How to prevent OOM exceptions when importing billions of data points

influxdb

#1

Hi,

TL;DR: I’m currently trying to bulk insert billions of data points into InfluxDB using the -import flag. After less than 0.5 billion data points have been ingested, the InfluxDB process gets killed because the system ran out of memory (InfluxDB is using all the RAM). Any ways to prevent that?

I have a data set of about 500 billion points and I’m considering using InfluxDB to store them.
I’m trying to insert about 1% of data as a POC to see how it’ll behave. Unfortunately, I’m only able to get to 0.1% before the process gets killed because of an OOM exception.

The current system I’m using for the import has 16GB of RAM, which should be plenty. It also uses SSD.
By the time the process gets killed, I have about 200 series in the database (so it’s not an issue with series cardinality).
The data is stored in a single measurement, with one tag and one field.
In the first few minutes, InfluxDB is inserting data at around 300,000 points a second. After about 10 minutes (when it started using most of the RAM), that drops down to about 200,000. 20 minutes later, we’re under 100,000 and the process gets killed.

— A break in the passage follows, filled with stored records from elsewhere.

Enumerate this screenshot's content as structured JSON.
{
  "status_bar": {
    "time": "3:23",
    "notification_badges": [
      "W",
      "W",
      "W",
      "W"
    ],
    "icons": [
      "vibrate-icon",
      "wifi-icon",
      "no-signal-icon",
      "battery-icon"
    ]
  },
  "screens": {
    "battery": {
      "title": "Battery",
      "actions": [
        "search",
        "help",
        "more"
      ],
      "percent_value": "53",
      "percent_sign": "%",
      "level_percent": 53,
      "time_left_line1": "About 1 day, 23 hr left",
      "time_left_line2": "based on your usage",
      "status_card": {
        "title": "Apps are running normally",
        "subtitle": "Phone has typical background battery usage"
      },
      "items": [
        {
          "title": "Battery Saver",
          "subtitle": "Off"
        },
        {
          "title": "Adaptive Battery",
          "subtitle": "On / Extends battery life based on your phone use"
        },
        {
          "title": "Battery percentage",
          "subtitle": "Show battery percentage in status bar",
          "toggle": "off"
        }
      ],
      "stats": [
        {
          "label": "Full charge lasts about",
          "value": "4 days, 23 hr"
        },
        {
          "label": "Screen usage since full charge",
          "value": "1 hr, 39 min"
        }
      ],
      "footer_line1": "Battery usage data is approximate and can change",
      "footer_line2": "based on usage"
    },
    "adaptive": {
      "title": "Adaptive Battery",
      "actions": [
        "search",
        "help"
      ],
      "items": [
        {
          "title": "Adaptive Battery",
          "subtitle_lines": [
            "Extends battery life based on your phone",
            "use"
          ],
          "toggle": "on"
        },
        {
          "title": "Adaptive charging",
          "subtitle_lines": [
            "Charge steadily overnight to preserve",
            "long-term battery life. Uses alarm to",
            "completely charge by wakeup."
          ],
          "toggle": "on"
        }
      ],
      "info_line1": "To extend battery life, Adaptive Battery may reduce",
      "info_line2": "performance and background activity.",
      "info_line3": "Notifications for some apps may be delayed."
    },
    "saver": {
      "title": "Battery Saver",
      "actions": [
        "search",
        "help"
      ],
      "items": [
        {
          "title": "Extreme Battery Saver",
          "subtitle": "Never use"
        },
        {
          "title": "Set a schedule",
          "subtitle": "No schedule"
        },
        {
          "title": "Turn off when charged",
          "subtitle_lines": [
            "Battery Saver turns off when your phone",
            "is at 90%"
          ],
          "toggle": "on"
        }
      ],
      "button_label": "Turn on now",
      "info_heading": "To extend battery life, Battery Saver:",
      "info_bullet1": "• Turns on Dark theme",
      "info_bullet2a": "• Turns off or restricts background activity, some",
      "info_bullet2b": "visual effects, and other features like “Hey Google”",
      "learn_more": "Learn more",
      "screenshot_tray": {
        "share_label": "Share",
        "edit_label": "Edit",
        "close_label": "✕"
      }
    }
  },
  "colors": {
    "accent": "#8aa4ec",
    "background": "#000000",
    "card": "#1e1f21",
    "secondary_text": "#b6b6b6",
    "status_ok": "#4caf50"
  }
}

What can I do to prevent this from happening? I have a few ideas but not sure which one I should go with:

  1. Wait n seconds between each import to let InfluxDB catch up
  2. Wait n seconds every m imports
  3. Force and wait for the WAL to be processed (if that’s even possible) every m imports
  4. Tweak the default settings somehow

Thanks


#2

What batch size are you using to perform the writes?

Is your data time ordered? (i.e. oldest to newest or newest to oldest?) This is recommended.

What is the shard group duration set to?

I’d suggest reviewing this: https://docs.influxdata.com/influxdb/v1.3/concepts/schema_and_data_layout/#shard-group-duration-overview


#3

I’d also suggest taking a look at this FAQ entry regarding backfilling sparse data.

For backfilling data, there are a couple is things that need to be adjusted depending on the shape of your data.

  1. Range of time - If you are backfilling years of data, you will most likely need to increase the shard duration on your retention policy as the default of 1w will end up creating lots of shards. If you do not plan on deleting the data, the larger the duration the better.
  2. Density - If you have sparse data, for example, stock ticker data with 1 value per day for years, you will also need to increase your shard duration to avoid creating lots of small sparse shards.
  3. Cache Config - Each shard has a cache of recently written points. By default, these are snapshotted to disk after the shard goes cold. The default is 10m. When backfilling, you frequently end up writing to lot of shards in a short period of time if the default shard duration is used. It’s recommended to lower your cache-snapshot-write-cold-duration to 10s during the backfilling so that the shard is snapshotted more quickly once you move to the next.

Ever-increasing RAM usage with low series cardinality